The announcement marks a turnaround from Russia’s previous policy of hindering foreign companies and awarding all large projects to state-owned Gazprom and Rosneft.
“I can assure you that you have not made this long trip to the end of the earth in vain,” Putin said. “Many of you have been working with Russian companies in many parts of Russia successfully and for a long time. Many others are our marketing partners. Together we have done a lot, but there is still much more we can do.”
The Yamal-Nenets Autonomous Okrug accounts for about 90 percent of Russia’s gas production, Putin told the executives. It has an estimated 4,414 trillion cubic feet of gas, according to the prime minister, compared with 106 trillion to 123 trillion cubic feet in the Shtokman deposit in the Barents Sea, which itself is considered huge.
“I would like to draw your attention to this figure, because it shows that Russia is certain to remain the absolute leader in gas production and sales for the next few decades,” Putin said. “And, of course, we can resolve our domestic energy problems and honor all of our export commitments,” he added.
“The fact that we have met here today, and that we invited you here, is evidence of our respect for the technology and production standards at your companies. It is also evidence of our respect for our joint achievements of the past few years,” Putin said. “It is evidence of Russia’s commitment to remaining an energy power with an open and liberal market economy. We invite our main partners to take part in joint projects. We hope to find solutions, even in the most challenging projects, which will be acceptable and interesting to us and to our partners.”
Russia’s deputy minister of natural resources and ecology, Sergei Donskoy, made a similar announcement Sept. 16 at the RAO/Offshore oil and gas conference in St. Petersburg. Noting that Russian law currently permits offshore exploration only by companies with at least 50 percent state ownership and at least five years’ experience working on the Russian continental shelf, Donskoy said that only Gazprom and Rosneft meet those criteria.

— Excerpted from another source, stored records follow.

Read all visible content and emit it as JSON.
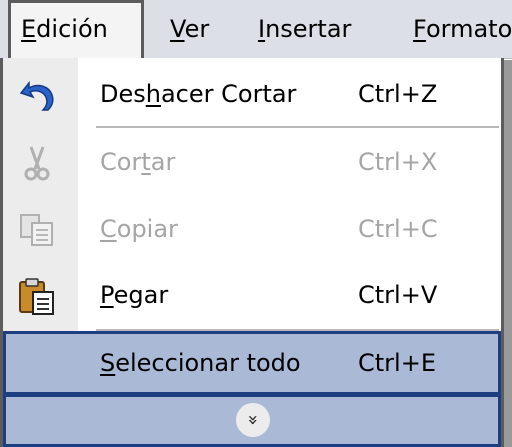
{
  "menubar": {
    "items": [
      {
        "pre": "",
        "acc": "E",
        "post": "dición"
      },
      {
        "pre": "",
        "acc": "V",
        "post": "er"
      },
      {
        "pre": "",
        "acc": "I",
        "post": "nsertar"
      },
      {
        "pre": "",
        "acc": "F",
        "post": "ormato"
      }
    ]
  },
  "menu": {
    "items": [
      {
        "pre": "Des",
        "acc": "h",
        "post": "acer Cortar",
        "shortcut": "Ctrl+Z",
        "icon": "undo-icon",
        "enabled": true
      },
      {
        "pre": "Cor",
        "acc": "t",
        "post": "ar",
        "shortcut": "Ctrl+X",
        "icon": "scissors-icon",
        "enabled": false
      },
      {
        "pre": "",
        "acc": "C",
        "post": "opiar",
        "shortcut": "Ctrl+C",
        "icon": "copy-icon",
        "enabled": false
      },
      {
        "pre": "",
        "acc": "P",
        "post": "egar",
        "shortcut": "Ctrl+V",
        "icon": "paste-icon",
        "enabled": true
      },
      {
        "pre": "",
        "acc": "S",
        "post": "eleccionar todo",
        "shortcut": "Ctrl+E",
        "icon": "",
        "enabled": true
      }
    ],
    "expand_glyph": "»",
    "colors": {
      "highlight": "#a9b9d6",
      "highlight_border": "#1e3f7f",
      "disabled_text": "#a5a5a5",
      "undo_blue": "#2a63c8"
    }
  }
}
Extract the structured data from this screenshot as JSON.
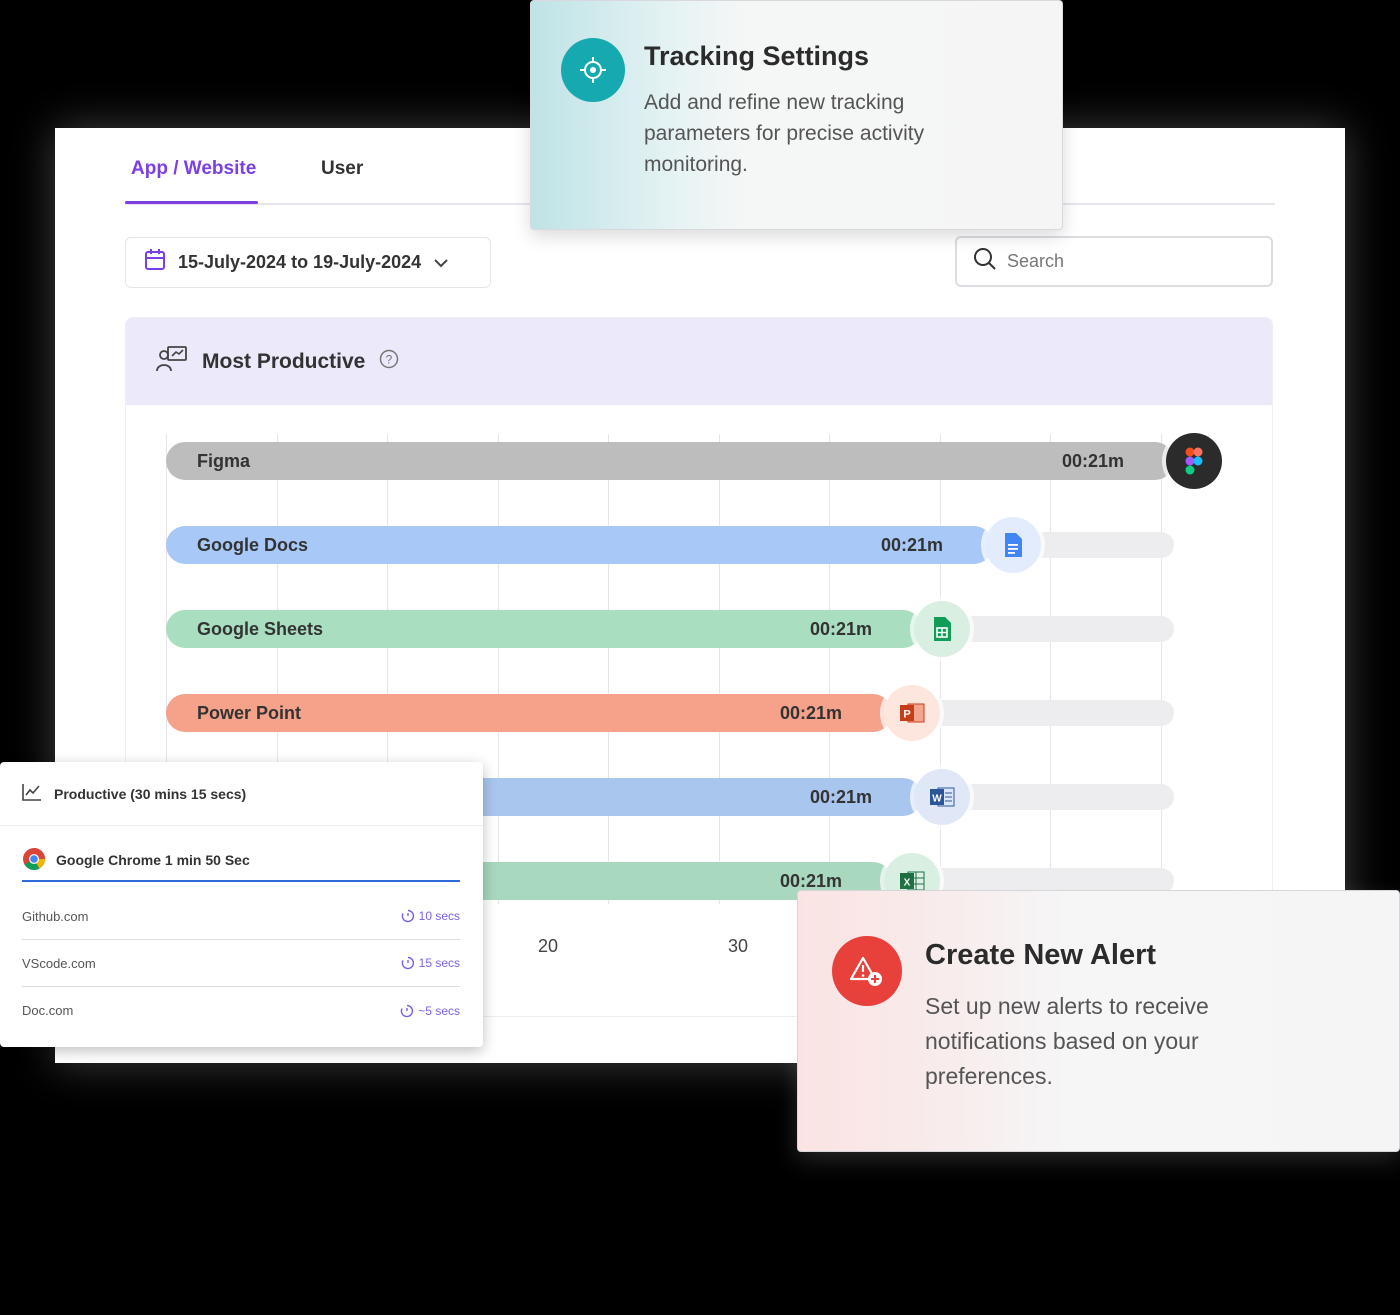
{
  "tabs": {
    "app_website": "App / Website",
    "user": "User"
  },
  "date_range": {
    "label": "15-July-2024 to 19-July-2024"
  },
  "search": {
    "placeholder": "Search"
  },
  "most_productive": {
    "title": "Most Productive"
  },
  "chart_data": {
    "type": "bar",
    "orientation": "horizontal",
    "categories": [
      "Figma",
      "Google Docs",
      "Google Sheets",
      "Power Point",
      "",
      ""
    ],
    "value_labels": [
      "00:21m",
      "00:21m",
      "00:21m",
      "00:21m",
      "00:21m",
      "00:21m"
    ],
    "fill_fractions": [
      1.0,
      0.82,
      0.75,
      0.72,
      0.75,
      0.72
    ],
    "colors": [
      "#bdbdbd",
      "#a8c8f8",
      "#a9dfc0",
      "#f6a28a",
      "#a9c6ef",
      "#a8d8be"
    ],
    "icons": [
      "figma-icon",
      "google-docs-icon",
      "google-sheets-icon",
      "powerpoint-icon",
      "word-icon",
      "excel-icon"
    ],
    "x_ticks": [
      "20",
      "30"
    ]
  },
  "tracking_settings": {
    "title": "Tracking Settings",
    "description": "Add and refine new tracking parameters for precise activity monitoring."
  },
  "activity_list": {
    "header": "Productive (30 mins 15 secs)",
    "top_app": "Google Chrome 1 min 50 Sec",
    "sites": [
      {
        "name": "Github.com",
        "duration": "10 secs"
      },
      {
        "name": "VScode.com",
        "duration": "15 secs"
      },
      {
        "name": "Doc.com",
        "duration": "~5 secs"
      }
    ]
  },
  "alert": {
    "title": "Create New Alert",
    "description": "Set up new alerts to receive notifications based on your preferences."
  }
}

“We are convinced that in order to work in the harsh conditions of the Arctic seas we must attract advanced technologies and significant financial resources, including from private Russian and foreign sources,” Donskoy said. The way to do this is to create consortiums with state companies having a controlling interest but with private companies participating, he added. The government should play a key role in selecting consortium partners and in balancing the companies’ commercial interests with Russia’s strategic development and national security concerns, Donskoy continued.